Assignment: For each record here, output an exact copy.

Data supplied:
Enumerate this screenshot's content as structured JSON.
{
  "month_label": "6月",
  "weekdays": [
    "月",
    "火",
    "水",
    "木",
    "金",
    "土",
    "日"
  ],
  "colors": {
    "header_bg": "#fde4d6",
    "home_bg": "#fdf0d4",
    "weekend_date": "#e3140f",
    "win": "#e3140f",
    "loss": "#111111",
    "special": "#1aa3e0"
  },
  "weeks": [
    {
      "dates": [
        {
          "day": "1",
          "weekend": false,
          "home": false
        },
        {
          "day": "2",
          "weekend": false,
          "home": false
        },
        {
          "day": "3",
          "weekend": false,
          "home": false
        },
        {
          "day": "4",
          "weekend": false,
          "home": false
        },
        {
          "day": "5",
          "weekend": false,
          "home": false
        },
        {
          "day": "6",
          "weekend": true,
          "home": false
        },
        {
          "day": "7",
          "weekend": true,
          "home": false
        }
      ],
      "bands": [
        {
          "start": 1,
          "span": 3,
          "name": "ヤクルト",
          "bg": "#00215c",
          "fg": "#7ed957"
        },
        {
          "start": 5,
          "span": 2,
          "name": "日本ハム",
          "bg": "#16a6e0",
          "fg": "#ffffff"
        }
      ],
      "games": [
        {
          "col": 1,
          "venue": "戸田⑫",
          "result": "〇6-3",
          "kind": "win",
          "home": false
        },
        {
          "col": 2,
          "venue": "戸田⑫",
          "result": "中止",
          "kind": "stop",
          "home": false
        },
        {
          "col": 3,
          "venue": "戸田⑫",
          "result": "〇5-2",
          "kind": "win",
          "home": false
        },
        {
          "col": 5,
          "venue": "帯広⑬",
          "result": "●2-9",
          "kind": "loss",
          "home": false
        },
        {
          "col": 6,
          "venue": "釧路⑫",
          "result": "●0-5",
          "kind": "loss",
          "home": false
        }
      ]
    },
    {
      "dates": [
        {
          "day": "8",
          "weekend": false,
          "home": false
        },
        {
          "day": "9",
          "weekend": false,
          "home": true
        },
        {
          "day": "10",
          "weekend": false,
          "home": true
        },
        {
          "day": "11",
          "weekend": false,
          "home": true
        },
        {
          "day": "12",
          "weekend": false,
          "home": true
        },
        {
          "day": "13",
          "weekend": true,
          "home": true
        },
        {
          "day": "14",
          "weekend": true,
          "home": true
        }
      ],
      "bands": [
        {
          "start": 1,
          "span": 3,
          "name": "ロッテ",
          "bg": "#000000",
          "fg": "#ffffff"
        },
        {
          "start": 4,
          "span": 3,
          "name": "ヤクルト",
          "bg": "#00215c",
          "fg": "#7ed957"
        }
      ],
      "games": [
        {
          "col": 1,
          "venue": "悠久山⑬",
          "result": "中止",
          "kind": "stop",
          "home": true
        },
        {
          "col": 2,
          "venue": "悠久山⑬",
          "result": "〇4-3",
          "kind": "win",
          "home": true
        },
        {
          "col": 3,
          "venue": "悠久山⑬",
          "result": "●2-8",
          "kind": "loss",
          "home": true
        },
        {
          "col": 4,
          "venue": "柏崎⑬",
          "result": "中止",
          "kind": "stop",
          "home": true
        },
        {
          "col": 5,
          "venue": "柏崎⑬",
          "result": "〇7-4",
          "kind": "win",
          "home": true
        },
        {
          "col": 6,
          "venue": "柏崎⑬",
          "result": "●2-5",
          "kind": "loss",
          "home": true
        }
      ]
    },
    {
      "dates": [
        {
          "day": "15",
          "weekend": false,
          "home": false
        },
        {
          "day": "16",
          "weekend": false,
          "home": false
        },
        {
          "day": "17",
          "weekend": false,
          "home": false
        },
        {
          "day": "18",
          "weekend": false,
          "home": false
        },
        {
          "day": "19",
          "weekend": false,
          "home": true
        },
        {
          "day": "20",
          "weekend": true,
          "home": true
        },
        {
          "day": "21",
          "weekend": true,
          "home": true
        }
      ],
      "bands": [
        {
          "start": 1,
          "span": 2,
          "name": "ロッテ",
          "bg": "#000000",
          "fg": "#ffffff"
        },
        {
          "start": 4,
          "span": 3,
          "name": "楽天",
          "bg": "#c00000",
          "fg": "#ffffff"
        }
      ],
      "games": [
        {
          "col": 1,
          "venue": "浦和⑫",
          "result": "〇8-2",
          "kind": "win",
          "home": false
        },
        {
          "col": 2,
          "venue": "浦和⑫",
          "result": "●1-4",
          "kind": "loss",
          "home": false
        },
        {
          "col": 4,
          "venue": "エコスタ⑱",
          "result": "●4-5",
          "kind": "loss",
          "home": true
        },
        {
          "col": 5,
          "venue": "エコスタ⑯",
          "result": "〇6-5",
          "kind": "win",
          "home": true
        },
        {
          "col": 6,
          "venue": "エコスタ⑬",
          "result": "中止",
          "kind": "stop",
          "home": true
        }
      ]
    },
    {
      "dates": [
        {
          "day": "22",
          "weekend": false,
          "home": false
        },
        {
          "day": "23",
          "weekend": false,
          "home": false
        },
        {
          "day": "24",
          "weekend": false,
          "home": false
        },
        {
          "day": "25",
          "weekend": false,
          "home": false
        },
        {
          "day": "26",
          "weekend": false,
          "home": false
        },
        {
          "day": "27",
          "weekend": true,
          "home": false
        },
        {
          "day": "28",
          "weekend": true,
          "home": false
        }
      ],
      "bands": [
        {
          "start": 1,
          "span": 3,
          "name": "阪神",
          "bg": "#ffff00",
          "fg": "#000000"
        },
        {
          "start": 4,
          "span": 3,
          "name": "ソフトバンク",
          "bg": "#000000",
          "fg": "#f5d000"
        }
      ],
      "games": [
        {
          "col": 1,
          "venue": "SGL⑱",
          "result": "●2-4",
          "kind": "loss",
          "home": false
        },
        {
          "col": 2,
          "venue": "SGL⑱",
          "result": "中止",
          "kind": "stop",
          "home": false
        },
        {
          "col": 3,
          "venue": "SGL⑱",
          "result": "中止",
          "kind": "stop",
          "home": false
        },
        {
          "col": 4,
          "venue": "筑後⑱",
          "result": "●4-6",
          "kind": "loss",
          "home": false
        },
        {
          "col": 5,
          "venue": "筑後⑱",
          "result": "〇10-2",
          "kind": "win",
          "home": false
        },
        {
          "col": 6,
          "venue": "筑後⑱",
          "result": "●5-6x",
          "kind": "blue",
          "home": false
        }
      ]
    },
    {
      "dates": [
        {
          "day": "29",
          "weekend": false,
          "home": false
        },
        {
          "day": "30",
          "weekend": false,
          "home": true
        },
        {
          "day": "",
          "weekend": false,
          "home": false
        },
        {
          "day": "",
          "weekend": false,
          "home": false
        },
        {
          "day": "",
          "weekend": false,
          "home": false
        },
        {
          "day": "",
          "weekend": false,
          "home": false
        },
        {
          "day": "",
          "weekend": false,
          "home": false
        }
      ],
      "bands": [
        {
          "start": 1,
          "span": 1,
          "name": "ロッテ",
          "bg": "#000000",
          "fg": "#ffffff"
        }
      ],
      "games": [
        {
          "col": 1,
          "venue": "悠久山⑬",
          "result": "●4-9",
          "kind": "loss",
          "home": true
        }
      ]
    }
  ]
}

Response for this exercise:
Enumerate this screenshot's content as structured JSON.
{
  "month_label": "6月",
  "weekdays": [
    "月",
    "火",
    "水",
    "木",
    "金",
    "土",
    "日"
  ],
  "colors": {
    "header_bg": "#fde4d6",
    "home_bg": "#fdf0d4",
    "weekend_date": "#e3140f",
    "win": "#e3140f",
    "loss": "#111111",
    "special": "#1aa3e0"
  },
  "weeks": [
    {
      "dates": [
        {
          "day": "1",
          "weekend": false,
          "home": false
        },
        {
          "day": "2",
          "weekend": false,
          "home": false
        },
        {
          "day": "3",
          "weekend": false,
          "home": false
        },
        {
          "day": "4",
          "weekend": false,
          "home": false
        },
        {
          "day": "5",
          "weekend": false,
          "home": false
        },
        {
          "day": "6",
          "weekend": true,
          "home": false
        },
        {
          "day": "7",
          "weekend": true,
          "home": false
        }
      ],
      "bands": [
        {
          "start": 1,
          "span": 3,
          "name": "ヤクルト",
          "bg": "#00215c",
          "fg": "#7ed957"
        },
        {
          "start": 5,
          "span": 2,
          "name": "日本ハム",
          "bg": "#16a6e0",
          "fg": "#ffffff"
        }
      ],
      "games": [
        {
          "col": 1,
          "venue": "戸田⑫",
          "result": "〇6-3",
          "kind": "win",
          "home": false
        },
        {
          "col": 2,
          "venue": "戸田⑫",
          "result": "中止",
          "kind": "stop",
          "home": false
        },
        {
          "col": 3,
          "venue": "戸田⑫",
          "result": "〇5-2",
          "kind": "win",
          "home": false
        },
        {
          "col": 5,
          "venue": "帯広⑬",
          "result": "●2-9",
          "kind": "loss",
          "home": false
        },
        {
          "col": 6,
          "venue": "釧路⑫",
          "result": "●0-5",
          "kind": "loss",
          "home": false
        }
      ]
    },
    {
      "dates": [
        {
          "day": "8",
          "weekend": false,
          "home": false
        },
        {
          "day": "9",
          "weekend": false,
          "home": true
        },
        {
          "day": "10",
          "weekend": false,
          "home": true
        },
        {
          "day": "11",
          "weekend": false,
          "home": true
        },
        {
          "day": "12",
          "weekend": false,
          "home": true
        },
        {
          "day": "13",
          "weekend": true,
          "home": true
        },
        {
          "day": "14",
          "weekend": true,
          "home": true
        }
      ],
      "bands": [
        {
          "start": 1,
          "span": 3,
          "name": "ロッテ",
          "bg": "#000000",
          "fg": "#ffffff"
        },
        {
          "start": 4,
          "span": 3,
          "name": "ヤクルト",
          "bg": "#00215c",
          "fg": "#7ed957"
        }
      ],
      "games": [
        {
          "col": 1,
          "venue": "悠久山⑬",
          "result": "中止",
          "kind": "stop",
          "home": true
        },
        {
          "col": 2,
          "venue": "悠久山⑬",
          "result": "〇4-3",
          "kind": "win",
          "home": true
        },
        {
          "col": 3,
          "venue": "悠久山⑬",
          "result": "●2-8",
          "kind": "loss",
          "home": true
        },
        {
          "col": 4,
          "venue": "柏崎⑬",
          "result": "中止",
          "kind": "stop",
          "home": true
        },
        {
          "col": 5,
          "venue": "柏崎⑬",
          "result": "〇7-4",
          "kind": "win",
          "home": true
        },
        {
          "col": 6,
          "venue": "柏崎⑬",
          "result": "●2-5",
          "kind": "loss",
          "home": true
        }
      ]
    },
    {
      "dates": [
        {
          "day": "15",
          "weekend": false,
          "home": false
        },
        {
          "day": "16",
          "weekend": false,
          "home": false
        },
        {
          "day": "17",
          "weekend": false,
          "home": false
        },
        {
          "day": "18",
          "weekend": false,
          "home": false
        },
        {
          "day": "19",
          "weekend": false,
          "home": true
        },
        {
          "day": "20",
          "weekend": true,
          "home": true
        },
        {
          "day": "21",
          "weekend": true,
          "home": true
        }
      ],
      "bands": [
        {
          "start": 1,
          "span": 2,
          "name": "ロッテ",
          "bg": "#000000",
          "fg": "#ffffff"
        },
        {
          "start": 4,
          "span": 3,
          "name": "楽天",
          "bg": "#c00000",
          "fg": "#ffffff"
        }
      ],
      "games": [
        {
          "col": 1,
          "venue": "浦和⑫",
          "result": "〇8-2",
          "kind": "win",
          "home": false
        },
        {
          "col": 2,
          "venue": "浦和⑫",
          "result": "●1-4",
          "kind": "loss",
          "home": false
        },
        {
          "col": 4,
          "venue": "エコスタ⑱",
          "result": "●4-5",
          "kind": "loss",
          "home": true
        },
        {
          "col": 5,
          "venue": "エコスタ⑯",
          "result": "〇6-5",
          "kind": "win",
          "home": true
        },
        {
          "col": 6,
          "venue": "エコスタ⑬",
          "result": "中止",
          "kind": "stop",
          "home": true
        }
      ]
    },
    {
      "dates": [
        {
          "day": "22",
          "weekend": false,
          "home": false
        },
        {
          "day": "23",
          "weekend": false,
          "home": false
        },
        {
          "day": "24",
          "weekend": false,
          "home": false
        },
        {
          "day": "25",
          "weekend": false,
          "home": false
        },
        {
          "day": "26",
          "weekend": false,
          "home": false
        },
        {
          "day": "27",
          "weekend": true,
          "home": false
        },
        {
          "day": "28",
          "weekend": true,
          "home": false
        }
      ],
      "bands": [
        {
          "start": 1,
          "span": 3,
          "name": "阪神",
          "bg": "#ffff00",
          "fg": "#000000"
        },
        {
          "start": 4,
          "span": 3,
          "name": "ソフトバンク",
          "bg": "#000000",
          "fg": "#f5d000"
        }
      ],
      "games": [
        {
          "col": 1,
          "venue": "SGL⑱",
          "result": "●2-4",
          "kind": "loss",
          "home": false
        },
        {
          "col": 2,
          "venue": "SGL⑱",
          "result": "中止",
          "kind": "stop",
          "home": false
        },
        {
          "col": 3,
          "venue": "SGL⑱",
          "result": "中止",
          "kind": "stop",
          "home": false
        },
        {
          "col": 4,
          "venue": "筑後⑱",
          "result": "●4-6",
          "kind": "loss",
          "home": false
        },
        {
          "col": 5,
          "venue": "筑後⑱",
          "result": "〇10-2",
          "kind": "win",
          "home": false
        },
        {
          "col": 6,
          "venue": "筑後⑱",
          "result": "●5-6x",
          "kind": "blue",
          "home": false
        }
      ]
    },
    {
      "dates": [
        {
          "day": "29",
          "weekend": false,
          "home": false
        },
        {
          "day": "30",
          "weekend": false,
          "home": true
        },
        {
          "day": "",
          "weekend": false,
          "home": false
        },
        {
          "day": "",
          "weekend": false,
          "home": false
        },
        {
          "day": "",
          "weekend": false,
          "home": false
        },
        {
          "day": "",
          "weekend": false,
          "home": false
        },
        {
          "day": "",
          "weekend": false,
          "home": false
        }
      ],
      "bands": [
        {
          "start": 1,
          "span": 1,
          "name": "ロッテ",
          "bg": "#000000",
          "fg": "#ffffff"
        }
      ],
      "games": [
        {
          "col": 1,
          "venue": "悠久山⑬",
          "result": "●4-9",
          "kind": "loss",
          "home": true
        }
      ]
    }
  ]
}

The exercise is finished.